In September 2013, during Chinese President Xi Jinping’s visit to Kazakhstan, he delivered a speech of far-reaching significance at Nazarbayev University. In his address, Xi took his audience back to over 2,100 years ago when a Chinese envoy was sent to Central Asia with a mission of peace and friendship and opened a Silk Road that had since taken Chinese silk, tea and porcelain to other parts of the world and
brought back spices, glassware, furs, fruits and precious stones.
“Today, as I stand here and look back at that episode of history, I could almost hear the camel bells echoing in the mountains and see the wisp of smoke rising from the desert,” Xi said.
Xi’s speech did not focus on nostalgia. Instead, he drew inspiration from the successful trade routes of the ancient Silk Road and proposed the idea of building an “economic belt along the Silk Road.”
A month later, in Indonesia, Xi proposed the building of the 21st Century Maritime Silk Road, which, combined with the economic belt proposal, eventually became the Belt and Road Initiative. The initiative promotes opening up and more inclusive growth. Xi believes that further opening up a country leads to greater strength and prosperity. Over the past decade, 151 countries and 32 international organizations have signed documents under the BRI framework.
The initiative has brought nearly a trillion U.S. dollars of investment, created about 420,000 jobs in countries along its routes, and helped lift nearly 40 million people out of poverty. Central Asia has great potential to reap benefits from this initiative. The traditional camel caravans have been replaced by modern freight trains that have facilitated trade between China and Central Asian countries.

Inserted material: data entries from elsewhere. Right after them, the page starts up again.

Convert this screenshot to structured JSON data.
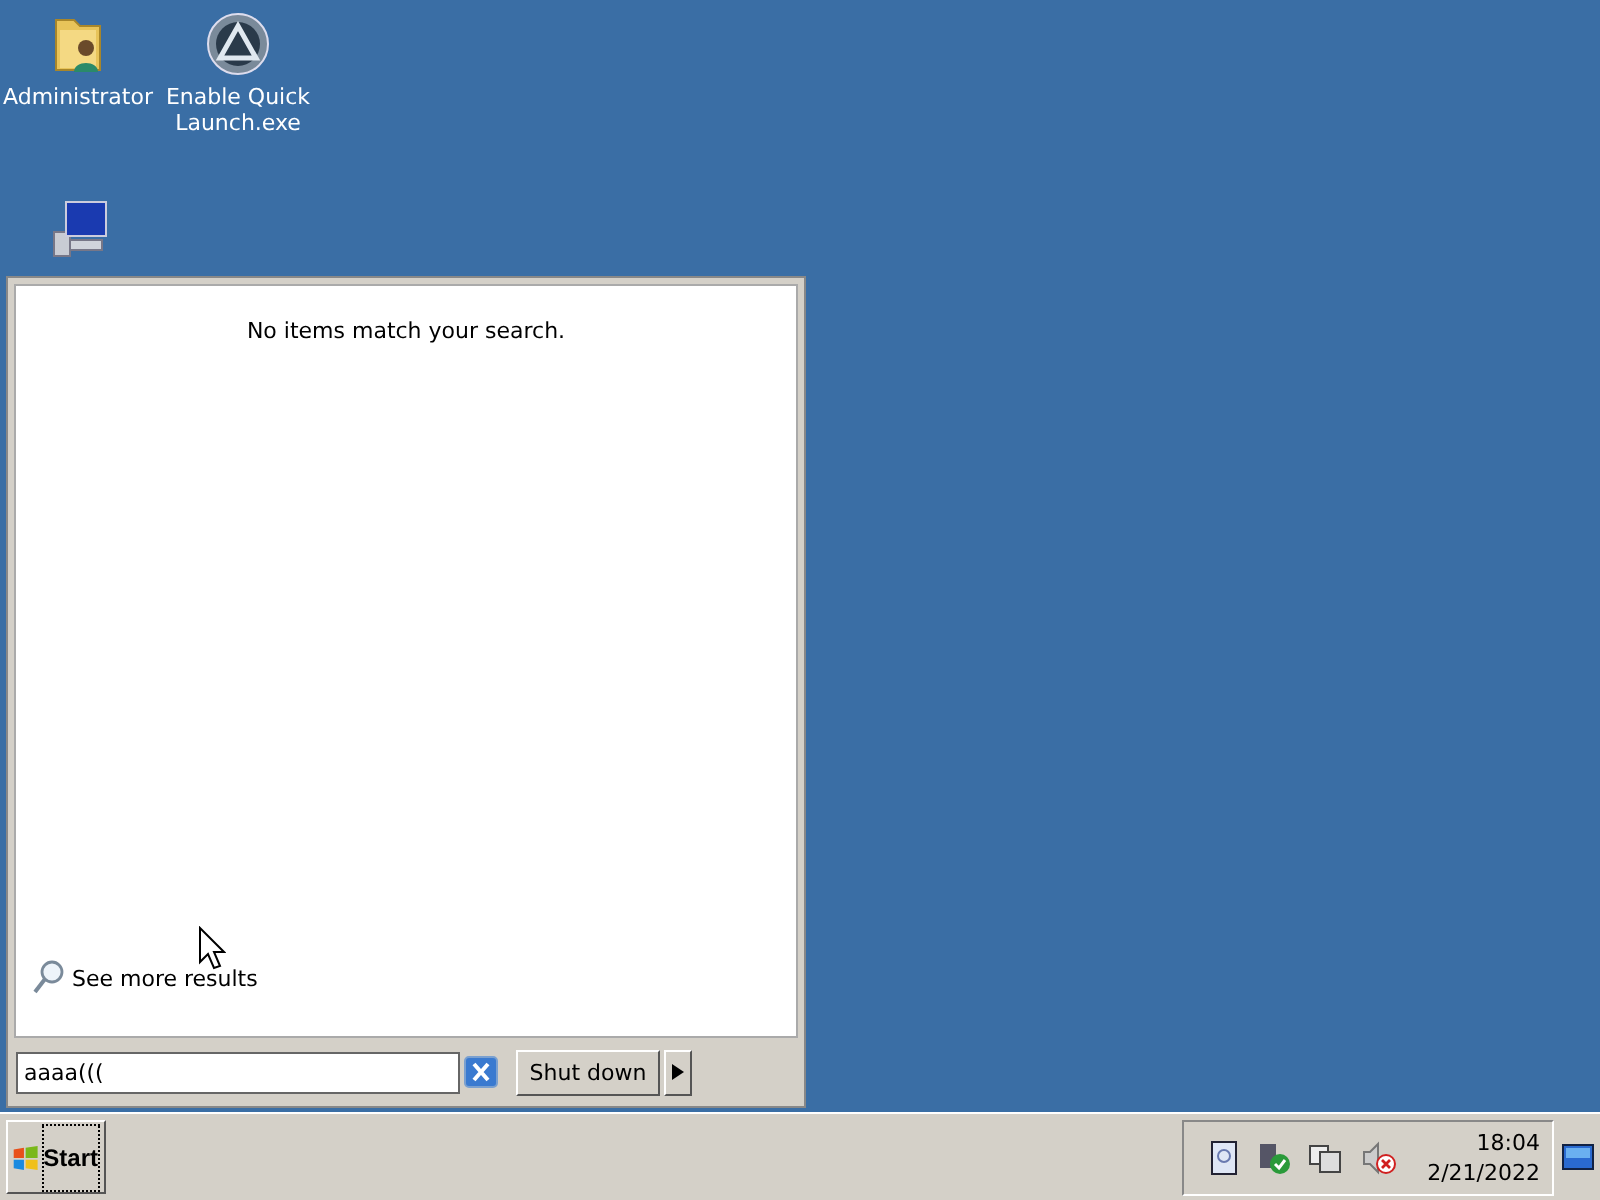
{
  "desktop_icons": [
    {
      "kind": "folder",
      "label": "Administrator"
    },
    {
      "kind": "app",
      "label": "Enable Quick Launch.exe"
    },
    {
      "kind": "computer"
    }
  ],
  "start_menu": {
    "message": "No items match your search.",
    "see_more": "See more results",
    "search": {
      "value": "aaaa((("
    },
    "shutdown": "Shut down"
  },
  "taskbar": {
    "start": "Start",
    "clock": {
      "time": "18:04",
      "date": "2/21/2022"
    }
  }
}
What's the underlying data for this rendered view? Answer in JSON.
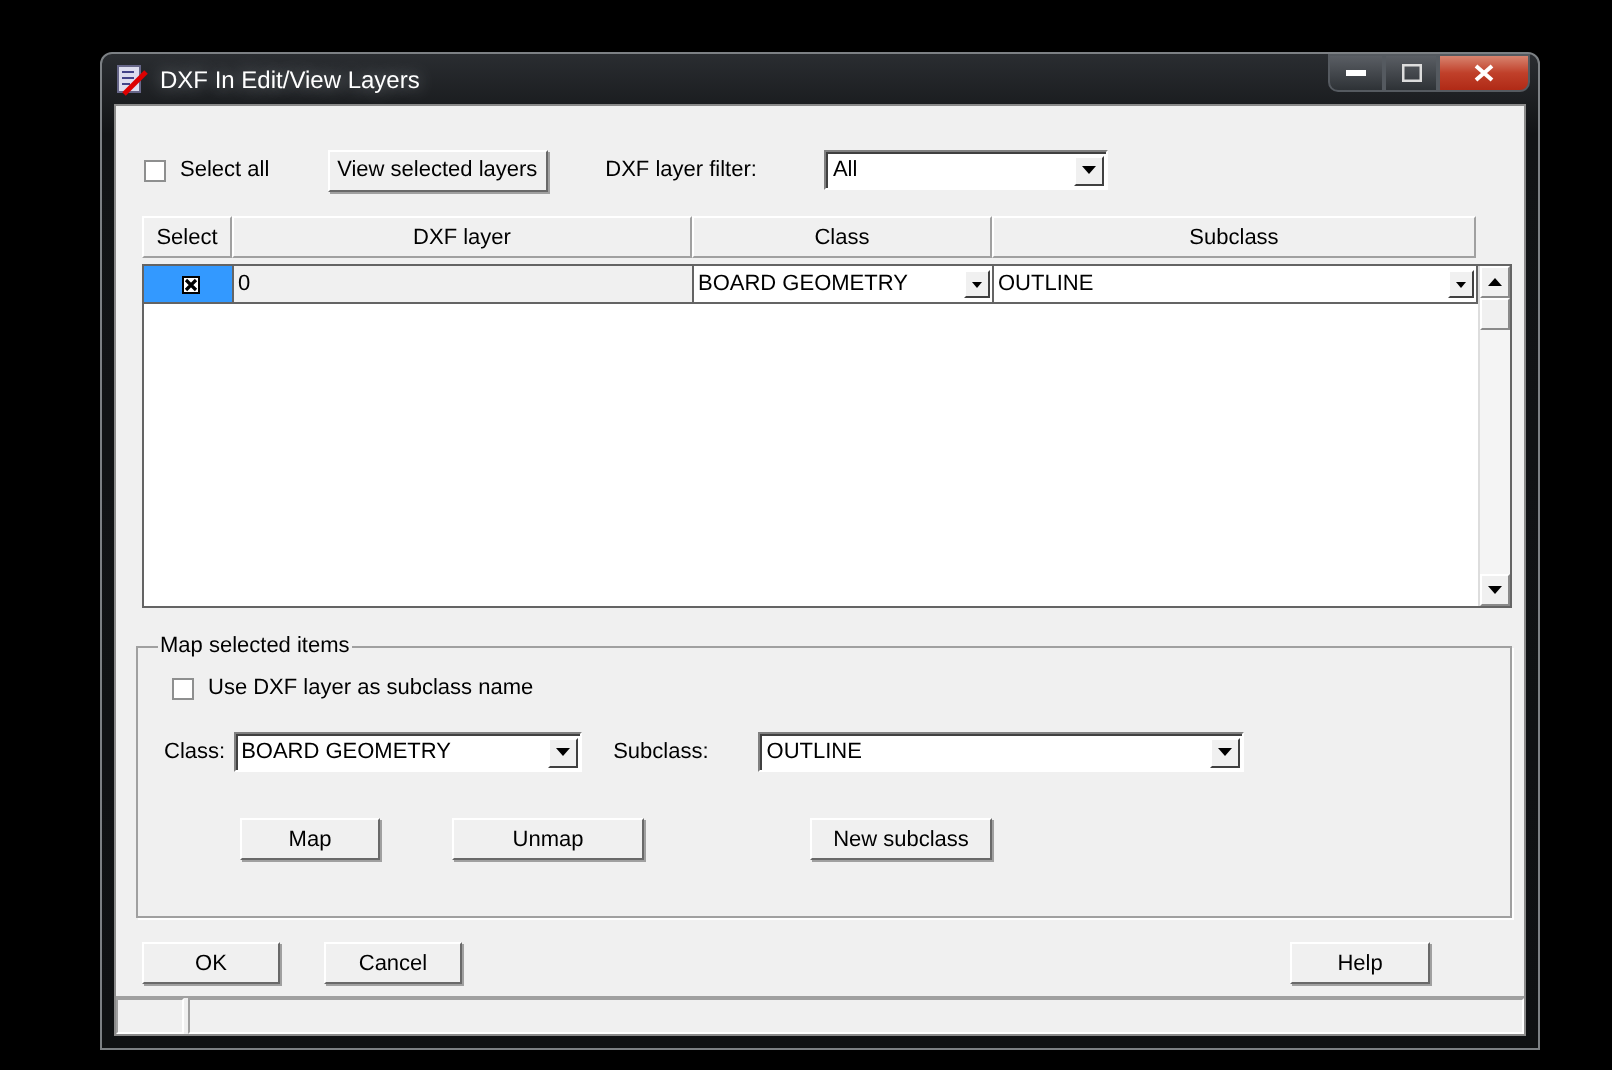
{
  "window": {
    "title": "DXF In Edit/View Layers"
  },
  "toolbar": {
    "select_all": {
      "label": "Select all",
      "checked": false
    },
    "view_button": "View selected layers",
    "filter_label": "DXF layer filter:",
    "filter_value": "All"
  },
  "table": {
    "columns": [
      "Select",
      "DXF layer",
      "Class",
      "Subclass"
    ],
    "rows": [
      {
        "checked": true,
        "selected": true,
        "layer": "0",
        "class": "BOARD GEOMETRY",
        "subclass": "OUTLINE"
      }
    ]
  },
  "map_group": {
    "title": "Map selected items",
    "use_layer": {
      "label": "Use DXF layer as subclass name",
      "checked": false
    },
    "class_label": "Class:",
    "class_value": "BOARD GEOMETRY",
    "subclass_label": "Subclass:",
    "subclass_value": "OUTLINE",
    "buttons": [
      "Map",
      "Unmap",
      "New subclass"
    ]
  },
  "buttons": [
    "OK",
    "Cancel",
    "Help"
  ]
}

In 2022, trade between China and five Central Asian countries reached 70 billion dollars. At the end of March 2023, China’s direct investment stock in the five countries was over 15 billion dollars. As part of the BRI, several transnational roads, railways, and oil and gas pipelines have been constructed. During meetings with his Central Asian counterparts, Xi frequently highlighted the progress and future plans for BRI projects.
During his visit to Uzbekistan in 2016, Xi and his Uzbek counterpart took part in inaugurating the 19.2-km Qamchiq Tunnel, the longest railway tunnel in Central Asia. During Xi’s visit to Central Asia in September 2022, an agreement was signed to cooperate on the Kyrgyz section of the China-Kyrgyzstan-Uzbekistan railway, bringing this much-anticipated infrastructure project closer to reality. The BRI not only enhances connectivity, but also benefits the region in various other ways.
For instance, in Kazakhstan, a large wind farm constructed by China supplies electricity to a million households. In Tajikistan, the Luban Workshop provides vocational training to young students seeking skilled employment. In Kyrgyzstan, reservoirs and canals have been built to provide farmers with a stable water supply for their farmland.
“China stands ready to work with Central Asian countries to build on the good momentum and strive shoulder to shoulder to build an even closer China-Central Asia community with a shared future,” Xi said at a virtual summit in 2022 to commemorate the 30th anniversary of diplomatic relations between China and Central Asian countries.
In his speech at Nazarbayev University, Xi added a personal touch to the ancient Silk Road reference: “Shaanxi, my home province, is right at the starting point of the ancient Silk Road.”
A decade later, Xi invited the leaders of five Central Asian countries to his home province for the China-Central Asia Summit, slated to open on Thursday. Many experts anticipate that the summit will lay out plans to further revitalize the ancient Silk Road, which once brought significant wealth and prosperity to Central Asia and placed the Eurasian continent’s heartland at the forefront of global trade and business. ■